Cash Reserve Ratio (CRR) is an economic indicator that measures the percentage of a bank's deposits that must be held as cash and kept with the central bank. In other words, CRR is the amount of money that the banks are legally required to keep in reserve from the total deposits they receive. It is a monetary policy tool used by central banks to control the money supply in the economy and influence the lending rates of commercial banks.
CRR helps to ensure the stability of the financial system by preventing commercial banks from becoming insolvent. It is a way of regulating the amount of money that can be lent out by commercial banks at any given time. By setting a CRR, the central bank manages to control the liquidity in the economy and keeps inflation in check.
For example, if the central bank wants to increase the money supply in the economy, it might lower the CRR. This would mean that commercial banks would have more money to lend out, which could lead to increased spending, investment, and economic growth.

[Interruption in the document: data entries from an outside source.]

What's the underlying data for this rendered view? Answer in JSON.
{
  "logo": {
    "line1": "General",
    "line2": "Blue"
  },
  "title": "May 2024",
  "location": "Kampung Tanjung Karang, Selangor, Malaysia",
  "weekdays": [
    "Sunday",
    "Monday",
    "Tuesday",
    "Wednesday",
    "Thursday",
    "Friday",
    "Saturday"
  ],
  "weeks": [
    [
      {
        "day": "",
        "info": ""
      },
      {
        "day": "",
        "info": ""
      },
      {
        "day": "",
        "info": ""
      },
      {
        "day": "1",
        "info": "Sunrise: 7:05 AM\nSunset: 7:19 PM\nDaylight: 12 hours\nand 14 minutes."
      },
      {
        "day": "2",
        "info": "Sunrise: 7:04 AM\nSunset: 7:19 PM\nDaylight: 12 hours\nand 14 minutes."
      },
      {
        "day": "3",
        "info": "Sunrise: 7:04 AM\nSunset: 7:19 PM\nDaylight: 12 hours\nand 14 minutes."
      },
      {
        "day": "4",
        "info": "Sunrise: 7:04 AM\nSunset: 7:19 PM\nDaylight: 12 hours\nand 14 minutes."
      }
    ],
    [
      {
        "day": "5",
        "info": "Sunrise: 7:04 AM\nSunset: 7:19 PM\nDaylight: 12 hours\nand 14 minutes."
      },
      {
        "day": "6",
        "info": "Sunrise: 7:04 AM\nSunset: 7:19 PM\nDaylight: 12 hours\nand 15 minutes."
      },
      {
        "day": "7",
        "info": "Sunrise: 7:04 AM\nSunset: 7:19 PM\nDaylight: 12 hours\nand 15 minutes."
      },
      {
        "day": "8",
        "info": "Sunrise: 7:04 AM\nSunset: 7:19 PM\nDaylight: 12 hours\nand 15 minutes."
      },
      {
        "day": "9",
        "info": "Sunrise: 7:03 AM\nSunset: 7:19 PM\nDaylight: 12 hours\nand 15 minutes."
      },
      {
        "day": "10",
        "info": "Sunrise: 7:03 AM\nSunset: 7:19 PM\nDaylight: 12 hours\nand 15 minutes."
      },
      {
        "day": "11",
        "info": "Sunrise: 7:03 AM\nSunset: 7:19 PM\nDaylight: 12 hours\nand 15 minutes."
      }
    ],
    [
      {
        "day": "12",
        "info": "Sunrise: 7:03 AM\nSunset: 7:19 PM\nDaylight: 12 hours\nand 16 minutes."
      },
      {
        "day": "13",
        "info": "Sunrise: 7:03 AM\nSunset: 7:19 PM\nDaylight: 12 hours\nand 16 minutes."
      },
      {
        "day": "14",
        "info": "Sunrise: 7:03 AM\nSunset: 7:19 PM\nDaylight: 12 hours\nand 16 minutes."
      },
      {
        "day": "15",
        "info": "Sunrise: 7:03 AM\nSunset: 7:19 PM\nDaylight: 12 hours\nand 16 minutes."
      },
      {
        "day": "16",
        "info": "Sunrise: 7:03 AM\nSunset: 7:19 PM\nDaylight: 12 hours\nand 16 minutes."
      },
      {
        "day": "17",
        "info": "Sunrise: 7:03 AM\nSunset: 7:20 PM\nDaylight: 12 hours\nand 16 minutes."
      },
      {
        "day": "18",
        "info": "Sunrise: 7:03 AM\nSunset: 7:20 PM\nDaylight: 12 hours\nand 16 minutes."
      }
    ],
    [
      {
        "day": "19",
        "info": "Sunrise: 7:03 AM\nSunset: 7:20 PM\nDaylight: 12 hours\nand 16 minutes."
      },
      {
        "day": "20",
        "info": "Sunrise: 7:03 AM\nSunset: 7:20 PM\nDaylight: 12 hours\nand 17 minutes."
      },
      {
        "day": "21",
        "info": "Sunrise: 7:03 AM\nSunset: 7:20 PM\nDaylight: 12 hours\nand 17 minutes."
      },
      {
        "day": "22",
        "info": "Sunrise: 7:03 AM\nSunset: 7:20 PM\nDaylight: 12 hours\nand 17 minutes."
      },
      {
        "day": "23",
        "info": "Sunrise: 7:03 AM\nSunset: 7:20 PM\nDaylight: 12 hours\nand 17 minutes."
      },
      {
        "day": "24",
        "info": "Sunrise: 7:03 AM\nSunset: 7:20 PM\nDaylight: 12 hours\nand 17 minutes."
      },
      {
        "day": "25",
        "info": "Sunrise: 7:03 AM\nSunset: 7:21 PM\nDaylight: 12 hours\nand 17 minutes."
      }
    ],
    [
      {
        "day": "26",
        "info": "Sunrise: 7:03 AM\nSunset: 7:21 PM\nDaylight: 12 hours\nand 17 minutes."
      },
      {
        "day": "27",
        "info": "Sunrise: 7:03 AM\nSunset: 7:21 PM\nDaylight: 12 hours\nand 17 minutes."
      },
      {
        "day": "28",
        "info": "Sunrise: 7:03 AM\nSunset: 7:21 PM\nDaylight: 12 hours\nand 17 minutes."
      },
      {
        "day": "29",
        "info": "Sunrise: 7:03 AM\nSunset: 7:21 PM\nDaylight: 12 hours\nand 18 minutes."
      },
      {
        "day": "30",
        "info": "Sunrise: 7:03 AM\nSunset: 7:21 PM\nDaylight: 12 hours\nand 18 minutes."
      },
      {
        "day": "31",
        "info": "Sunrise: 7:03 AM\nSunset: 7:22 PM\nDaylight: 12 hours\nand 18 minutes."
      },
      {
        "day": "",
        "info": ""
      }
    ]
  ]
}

Conversely, if the central bank wants to reduce the money supply in the economy, it might increase the CRR, thus reducing the lending capacity of the commercial banks, leading to a drop in spending and investment and can lead to a slowdown in the economy.
The CRR has a direct impact on interest rates. When the Central bank increases the CRR, commercial banks have less money to lend out, which leads to an increase in the interest rates. Higher interest rates discourage borrowing, leading to a contraction in spending and, in turn, economic activity. On the other hand, reducing the CRR means that commercial banks have more money to lend, leading to a decrease in lending rates, making borrowing more accessible and stimulating economic activity.
Overall, the Cash Reserve Ratio is an essential tool that central banks use to manage the money supply in the economy and regulate inflation. By setting a CRR, the central bank can control the lending capacity of banks, influencing the interest rates, and, in turn, the overall level of spending and investment in the economy. While CRR has its share of advantages and disadvantages, a judicious policy of CRR adjustments can be an effective way of promoting economic stability and growth.